*Task item:* Please copy the data shown below, word for word.

- - -

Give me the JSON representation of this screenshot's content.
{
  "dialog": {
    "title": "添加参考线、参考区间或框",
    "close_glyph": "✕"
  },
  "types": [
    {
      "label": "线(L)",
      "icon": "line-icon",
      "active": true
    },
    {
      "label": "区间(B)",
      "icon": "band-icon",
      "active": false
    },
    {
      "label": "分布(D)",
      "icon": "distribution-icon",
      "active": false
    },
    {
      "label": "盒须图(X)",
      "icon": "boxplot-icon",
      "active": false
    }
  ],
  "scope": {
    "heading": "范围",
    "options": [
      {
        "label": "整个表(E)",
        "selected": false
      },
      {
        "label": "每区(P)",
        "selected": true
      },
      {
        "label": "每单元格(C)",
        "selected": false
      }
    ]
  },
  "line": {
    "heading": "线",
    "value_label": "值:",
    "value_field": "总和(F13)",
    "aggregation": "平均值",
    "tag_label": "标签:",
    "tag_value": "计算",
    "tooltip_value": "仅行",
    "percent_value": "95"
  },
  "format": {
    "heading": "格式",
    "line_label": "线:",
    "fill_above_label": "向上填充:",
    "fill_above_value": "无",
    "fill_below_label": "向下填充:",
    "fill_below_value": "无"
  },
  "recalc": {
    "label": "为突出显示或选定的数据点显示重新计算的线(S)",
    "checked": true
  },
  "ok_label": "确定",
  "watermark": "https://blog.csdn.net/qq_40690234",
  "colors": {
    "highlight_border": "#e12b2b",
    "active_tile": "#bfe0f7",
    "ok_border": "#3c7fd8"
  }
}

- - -

*Expected output:*
Give me the JSON representation of this screenshot's content.
{
  "dialog": {
    "title": "添加参考线、参考区间或框",
    "close_glyph": "✕"
  },
  "types": [
    {
      "label": "线(L)",
      "icon": "line-icon",
      "active": true
    },
    {
      "label": "区间(B)",
      "icon": "band-icon",
      "active": false
    },
    {
      "label": "分布(D)",
      "icon": "distribution-icon",
      "active": false
    },
    {
      "label": "盒须图(X)",
      "icon": "boxplot-icon",
      "active": false
    }
  ],
  "scope": {
    "heading": "范围",
    "options": [
      {
        "label": "整个表(E)",
        "selected": false
      },
      {
        "label": "每区(P)",
        "selected": true
      },
      {
        "label": "每单元格(C)",
        "selected": false
      }
    ]
  },
  "line": {
    "heading": "线",
    "value_label": "值:",
    "value_field": "总和(F13)",
    "aggregation": "平均值",
    "tag_label": "标签:",
    "tag_value": "计算",
    "tooltip_value": "仅行",
    "percent_value": "95"
  },
  "format": {
    "heading": "格式",
    "line_label": "线:",
    "fill_above_label": "向上填充:",
    "fill_above_value": "无",
    "fill_below_label": "向下填充:",
    "fill_below_value": "无"
  },
  "recalc": {
    "label": "为突出显示或选定的数据点显示重新计算的线(S)",
    "checked": true
  },
  "ok_label": "确定",
  "watermark": "https://blog.csdn.net/qq_40690234",
  "colors": {
    "highlight_border": "#e12b2b",
    "active_tile": "#bfe0f7",
    "ok_border": "#3c7fd8"
  }
}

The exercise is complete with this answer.